  • Story
    5 out of 5 stars

Just for the Obsessives and Completists (like me)

This is real inside baseball for the McPhee obsessives and I thought it was excellent. I am glad that he went into such detail with his process and the evolution of his creative process and the journalistic field.
This is definitely not the first McPhee you want to read. Start with Oranges and then read every one after that and finish on this one. It'll take about a year and it'll be great.

2 of 2 people found this review helpful

  • Overall
    1 out of 5 stars
  • Performance
    3 out of 5 stars
  • Story
    1 out of 5 stars

Boring.

Honestly, this isn’t what I expected, and I felt duped once I heard him say this book contained a few articles he had written.

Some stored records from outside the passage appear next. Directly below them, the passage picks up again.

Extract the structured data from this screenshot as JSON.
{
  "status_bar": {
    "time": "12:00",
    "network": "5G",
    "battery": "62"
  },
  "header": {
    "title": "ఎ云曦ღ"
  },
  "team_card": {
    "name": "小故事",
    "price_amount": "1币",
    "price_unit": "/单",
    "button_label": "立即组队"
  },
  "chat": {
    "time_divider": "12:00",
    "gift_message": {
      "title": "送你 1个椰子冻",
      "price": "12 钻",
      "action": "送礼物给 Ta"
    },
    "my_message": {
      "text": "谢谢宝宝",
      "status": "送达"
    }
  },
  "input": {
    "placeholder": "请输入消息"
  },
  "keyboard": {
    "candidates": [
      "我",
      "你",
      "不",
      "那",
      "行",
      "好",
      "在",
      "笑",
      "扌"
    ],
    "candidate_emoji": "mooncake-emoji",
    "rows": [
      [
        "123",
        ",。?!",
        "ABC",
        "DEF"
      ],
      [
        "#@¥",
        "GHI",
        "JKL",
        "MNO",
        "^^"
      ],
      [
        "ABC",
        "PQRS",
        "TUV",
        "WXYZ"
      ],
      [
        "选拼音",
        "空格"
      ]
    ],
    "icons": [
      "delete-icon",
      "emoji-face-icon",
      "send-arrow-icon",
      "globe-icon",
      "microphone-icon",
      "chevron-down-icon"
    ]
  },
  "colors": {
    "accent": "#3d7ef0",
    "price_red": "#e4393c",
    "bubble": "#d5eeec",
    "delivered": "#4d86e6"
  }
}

Wasted money on something I could have googled.

The stories themselves were overwritten, and I often asked myself, “Who cares?” Not worth the time, in my opinion.

4 of 5 people found this review helpful